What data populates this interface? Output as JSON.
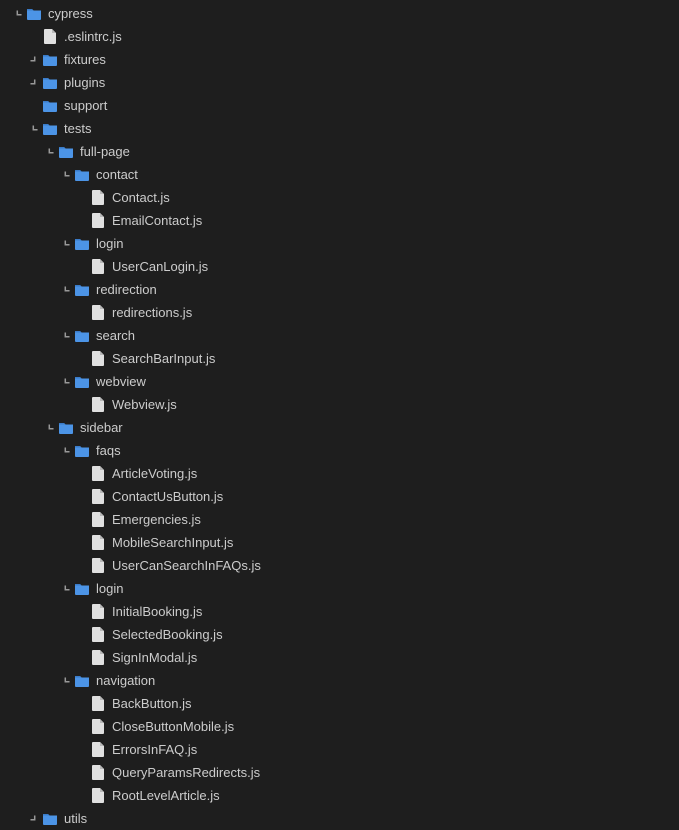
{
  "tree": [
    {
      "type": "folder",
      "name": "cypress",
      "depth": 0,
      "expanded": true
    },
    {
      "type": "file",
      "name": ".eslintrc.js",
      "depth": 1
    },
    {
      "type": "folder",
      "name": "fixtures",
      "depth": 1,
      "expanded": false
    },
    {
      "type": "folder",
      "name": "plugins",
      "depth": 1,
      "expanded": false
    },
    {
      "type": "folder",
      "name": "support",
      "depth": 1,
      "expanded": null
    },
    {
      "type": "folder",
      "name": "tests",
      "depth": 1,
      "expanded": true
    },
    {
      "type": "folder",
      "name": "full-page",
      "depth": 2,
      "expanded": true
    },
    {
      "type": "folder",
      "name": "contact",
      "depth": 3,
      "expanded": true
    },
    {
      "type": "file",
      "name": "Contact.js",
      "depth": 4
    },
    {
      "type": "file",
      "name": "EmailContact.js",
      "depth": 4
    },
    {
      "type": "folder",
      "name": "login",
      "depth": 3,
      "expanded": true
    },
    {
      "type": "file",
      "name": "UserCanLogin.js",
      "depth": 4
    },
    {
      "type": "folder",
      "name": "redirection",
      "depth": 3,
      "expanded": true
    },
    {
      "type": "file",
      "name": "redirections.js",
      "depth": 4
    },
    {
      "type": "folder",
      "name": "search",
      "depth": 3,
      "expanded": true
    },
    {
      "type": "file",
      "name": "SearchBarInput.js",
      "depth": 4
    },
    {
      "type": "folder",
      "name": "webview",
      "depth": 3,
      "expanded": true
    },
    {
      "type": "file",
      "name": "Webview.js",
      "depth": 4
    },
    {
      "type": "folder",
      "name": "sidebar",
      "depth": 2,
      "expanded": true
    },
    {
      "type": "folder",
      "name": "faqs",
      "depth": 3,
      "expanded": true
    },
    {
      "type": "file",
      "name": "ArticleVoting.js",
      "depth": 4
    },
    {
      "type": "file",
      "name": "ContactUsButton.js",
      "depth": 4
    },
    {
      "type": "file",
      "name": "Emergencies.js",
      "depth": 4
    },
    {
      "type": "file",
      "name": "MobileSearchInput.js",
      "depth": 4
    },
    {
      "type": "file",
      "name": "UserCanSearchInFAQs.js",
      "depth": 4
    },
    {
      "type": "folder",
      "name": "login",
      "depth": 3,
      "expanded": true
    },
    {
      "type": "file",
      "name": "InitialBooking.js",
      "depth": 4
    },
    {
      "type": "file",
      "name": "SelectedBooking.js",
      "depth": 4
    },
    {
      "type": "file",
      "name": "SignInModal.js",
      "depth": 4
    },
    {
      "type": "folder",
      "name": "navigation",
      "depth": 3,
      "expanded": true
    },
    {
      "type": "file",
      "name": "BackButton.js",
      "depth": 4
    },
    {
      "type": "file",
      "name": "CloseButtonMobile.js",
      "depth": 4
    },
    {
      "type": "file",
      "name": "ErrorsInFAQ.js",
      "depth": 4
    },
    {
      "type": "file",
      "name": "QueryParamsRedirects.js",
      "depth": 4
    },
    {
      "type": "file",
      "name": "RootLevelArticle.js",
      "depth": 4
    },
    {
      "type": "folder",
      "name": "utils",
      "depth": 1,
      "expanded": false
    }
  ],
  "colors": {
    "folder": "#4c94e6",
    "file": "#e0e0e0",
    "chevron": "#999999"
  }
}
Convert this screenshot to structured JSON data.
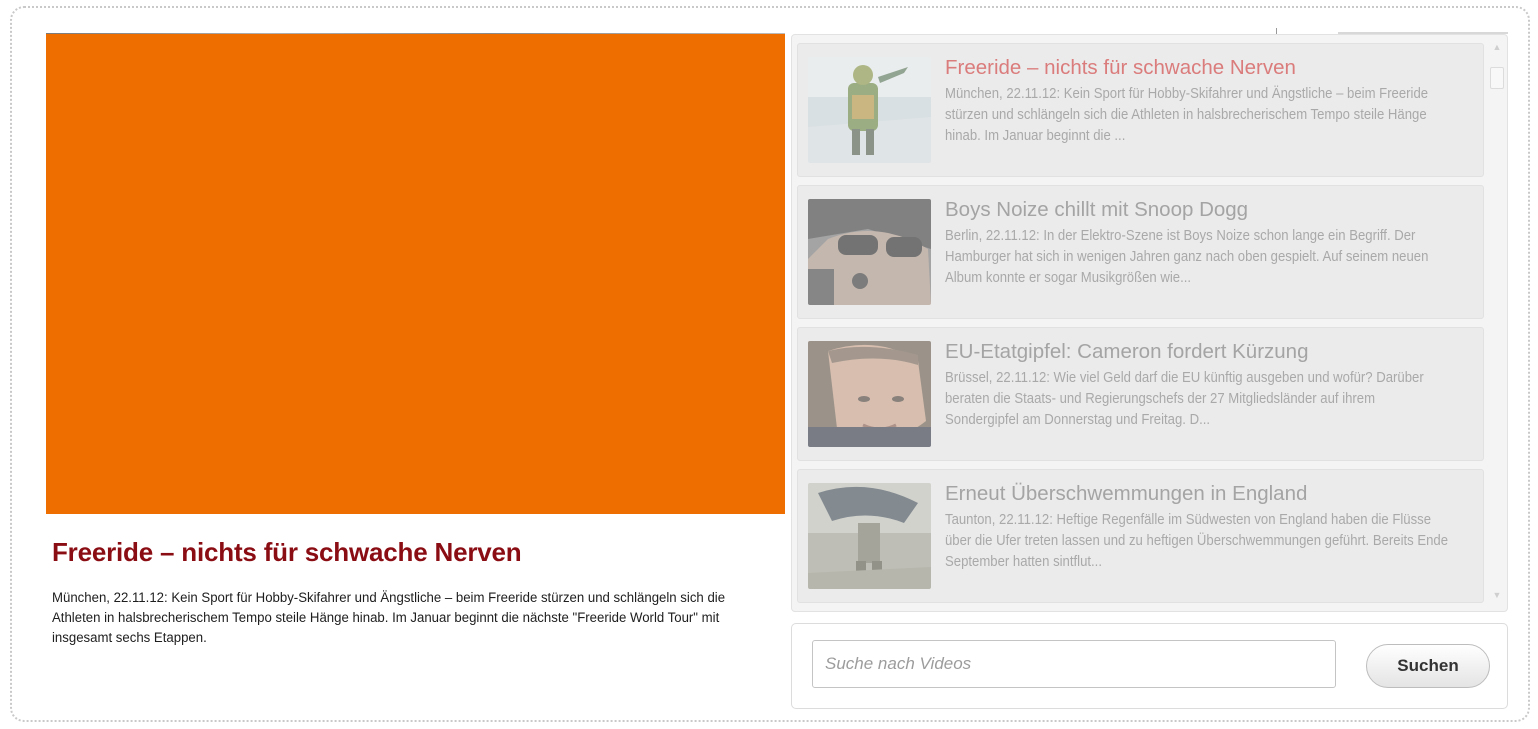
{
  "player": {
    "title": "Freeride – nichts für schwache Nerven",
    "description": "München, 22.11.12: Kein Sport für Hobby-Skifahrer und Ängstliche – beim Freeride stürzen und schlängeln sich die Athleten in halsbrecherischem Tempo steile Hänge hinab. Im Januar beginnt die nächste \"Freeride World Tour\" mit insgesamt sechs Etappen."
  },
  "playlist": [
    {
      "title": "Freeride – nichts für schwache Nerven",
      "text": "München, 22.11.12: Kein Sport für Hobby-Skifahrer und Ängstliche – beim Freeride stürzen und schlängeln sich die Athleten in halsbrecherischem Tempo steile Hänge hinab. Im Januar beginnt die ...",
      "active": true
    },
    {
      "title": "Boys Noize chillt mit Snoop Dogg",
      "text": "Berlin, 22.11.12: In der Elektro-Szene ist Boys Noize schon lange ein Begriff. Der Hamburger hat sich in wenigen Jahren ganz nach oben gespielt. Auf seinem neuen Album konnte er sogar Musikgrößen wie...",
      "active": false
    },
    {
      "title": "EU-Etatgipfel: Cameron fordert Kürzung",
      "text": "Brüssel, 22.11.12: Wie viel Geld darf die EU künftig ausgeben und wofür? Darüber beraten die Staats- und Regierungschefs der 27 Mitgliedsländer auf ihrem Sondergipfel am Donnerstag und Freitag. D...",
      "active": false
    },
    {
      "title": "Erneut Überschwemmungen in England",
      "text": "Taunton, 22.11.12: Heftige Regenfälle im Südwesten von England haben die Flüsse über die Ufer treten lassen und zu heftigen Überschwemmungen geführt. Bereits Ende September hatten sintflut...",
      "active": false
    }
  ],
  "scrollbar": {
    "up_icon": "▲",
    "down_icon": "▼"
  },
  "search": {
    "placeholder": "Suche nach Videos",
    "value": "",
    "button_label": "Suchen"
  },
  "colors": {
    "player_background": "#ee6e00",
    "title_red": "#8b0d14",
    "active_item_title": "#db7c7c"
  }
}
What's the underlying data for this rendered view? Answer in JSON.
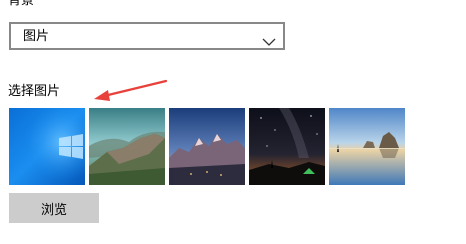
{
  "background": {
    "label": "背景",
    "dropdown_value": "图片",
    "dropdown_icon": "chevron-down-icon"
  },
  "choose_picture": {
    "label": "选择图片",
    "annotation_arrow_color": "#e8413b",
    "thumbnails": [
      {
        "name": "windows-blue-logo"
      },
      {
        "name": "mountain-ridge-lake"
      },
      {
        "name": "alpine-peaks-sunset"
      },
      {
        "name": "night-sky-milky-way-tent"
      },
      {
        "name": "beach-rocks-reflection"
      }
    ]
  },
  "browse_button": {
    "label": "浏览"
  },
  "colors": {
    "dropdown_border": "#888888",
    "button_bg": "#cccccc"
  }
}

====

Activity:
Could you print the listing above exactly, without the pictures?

Your solution:
What data populates this interface? Output as JSON.
{
  "tree": [
    {
      "type": "folder",
      "name": "cypress",
      "depth": 0,
      "expanded": true
    },
    {
      "type": "file",
      "name": ".eslintrc.js",
      "depth": 1
    },
    {
      "type": "folder",
      "name": "fixtures",
      "depth": 1,
      "expanded": false
    },
    {
      "type": "folder",
      "name": "plugins",
      "depth": 1,
      "expanded": false
    },
    {
      "type": "folder",
      "name": "support",
      "depth": 1,
      "expanded": null
    },
    {
      "type": "folder",
      "name": "tests",
      "depth": 1,
      "expanded": true
    },
    {
      "type": "folder",
      "name": "full-page",
      "depth": 2,
      "expanded": true
    },
    {
      "type": "folder",
      "name": "contact",
      "depth": 3,
      "expanded": true
    },
    {
      "type": "file",
      "name": "Contact.js",
      "depth": 4
    },
    {
      "type": "file",
      "name": "EmailContact.js",
      "depth": 4
    },
    {
      "type": "folder",
      "name": "login",
      "depth": 3,
      "expanded": true
    },
    {
      "type": "file",
      "name": "UserCanLogin.js",
      "depth": 4
    },
    {
      "type": "folder",
      "name": "redirection",
      "depth": 3,
      "expanded": true
    },
    {
      "type": "file",
      "name": "redirections.js",
      "depth": 4
    },
    {
      "type": "folder",
      "name": "search",
      "depth": 3,
      "expanded": true
    },
    {
      "type": "file",
      "name": "SearchBarInput.js",
      "depth": 4
    },
    {
      "type": "folder",
      "name": "webview",
      "depth": 3,
      "expanded": true
    },
    {
      "type": "file",
      "name": "Webview.js",
      "depth": 4
    },
    {
      "type": "folder",
      "name": "sidebar",
      "depth": 2,
      "expanded": true
    },
    {
      "type": "folder",
      "name": "faqs",
      "depth": 3,
      "expanded": true
    },
    {
      "type": "file",
      "name": "ArticleVoting.js",
      "depth": 4
    },
    {
      "type": "file",
      "name": "ContactUsButton.js",
      "depth": 4
    },
    {
      "type": "file",
      "name": "Emergencies.js",
      "depth": 4
    },
    {
      "type": "file",
      "name": "MobileSearchInput.js",
      "depth": 4
    },
    {
      "type": "file",
      "name": "UserCanSearchInFAQs.js",
      "depth": 4
    },
    {
      "type": "folder",
      "name": "login",
      "depth": 3,
      "expanded": true
    },
    {
      "type": "file",
      "name": "InitialBooking.js",
      "depth": 4
    },
    {
      "type": "file",
      "name": "SelectedBooking.js",
      "depth": 4
    },
    {
      "type": "file",
      "name": "SignInModal.js",
      "depth": 4
    },
    {
      "type": "folder",
      "name": "navigation",
      "depth": 3,
      "expanded": true
    },
    {
      "type": "file",
      "name": "BackButton.js",
      "depth": 4
    },
    {
      "type": "file",
      "name": "CloseButtonMobile.js",
      "depth": 4
    },
    {
      "type": "file",
      "name": "ErrorsInFAQ.js",
      "depth": 4
    },
    {
      "type": "file",
      "name": "QueryParamsRedirects.js",
      "depth": 4
    },
    {
      "type": "file",
      "name": "RootLevelArticle.js",
      "depth": 4
    },
    {
      "type": "folder",
      "name": "utils",
      "depth": 1,
      "expanded": false
    }
  ],
  "colors": {
    "folder": "#4c94e6",
    "file": "#e0e0e0",
    "chevron": "#999999"
  }
}
Convert this screenshot to structured JSON data.
{
  "player": {
    "title": "Freeride – nichts für schwache Nerven",
    "description": "München, 22.11.12: Kein Sport für Hobby-Skifahrer und Ängstliche – beim Freeride stürzen und schlängeln sich die Athleten in halsbrecherischem Tempo steile Hänge hinab. Im Januar beginnt die nächste \"Freeride World Tour\" mit insgesamt sechs Etappen."
  },
  "playlist": [
    {
      "title": "Freeride – nichts für schwache Nerven",
      "text": "München, 22.11.12: Kein Sport für Hobby-Skifahrer und Ängstliche – beim Freeride stürzen und schlängeln sich die Athleten in halsbrecherischem Tempo steile Hänge hinab. Im Januar beginnt die ...",
      "active": true
    },
    {
      "title": "Boys Noize chillt mit Snoop Dogg",
      "text": "Berlin, 22.11.12: In der Elektro-Szene ist Boys Noize schon lange ein Begriff. Der Hamburger hat sich in wenigen Jahren ganz nach oben gespielt. Auf seinem neuen Album konnte er sogar Musikgrößen wie...",
      "active": false
    },
    {
      "title": "EU-Etatgipfel: Cameron fordert Kürzung",
      "text": "Brüssel, 22.11.12: Wie viel Geld darf die EU künftig ausgeben und wofür? Darüber beraten die Staats- und Regierungschefs der 27 Mitgliedsländer auf ihrem Sondergipfel am Donnerstag und Freitag. D...",
      "active": false
    },
    {
      "title": "Erneut Überschwemmungen in England",
      "text": "Taunton, 22.11.12: Heftige Regenfälle im Südwesten von England haben die Flüsse über die Ufer treten lassen und zu heftigen Überschwemmungen geführt. Bereits Ende September hatten sintflut...",
      "active": false
    }
  ],
  "scrollbar": {
    "up_icon": "▲",
    "down_icon": "▼"
  },
  "search": {
    "placeholder": "Suche nach Videos",
    "value": "",
    "button_label": "Suchen"
  },
  "colors": {
    "player_background": "#ee6e00",
    "title_red": "#8b0d14",
    "active_item_title": "#db7c7c"
  }
}
What's the underlying data for this rendered view? Answer in JSON.
{
  "background": {
    "label": "背景",
    "dropdown_value": "图片",
    "dropdown_icon": "chevron-down-icon"
  },
  "choose_picture": {
    "label": "选择图片",
    "annotation_arrow_color": "#e8413b",
    "thumbnails": [
      {
        "name": "windows-blue-logo"
      },
      {
        "name": "mountain-ridge-lake"
      },
      {
        "name": "alpine-peaks-sunset"
      },
      {
        "name": "night-sky-milky-way-tent"
      },
      {
        "name": "beach-rocks-reflection"
      }
    ]
  },
  "browse_button": {
    "label": "浏览"
  },
  "colors": {
    "dropdown_border": "#888888",
    "button_bg": "#cccccc"
  }
}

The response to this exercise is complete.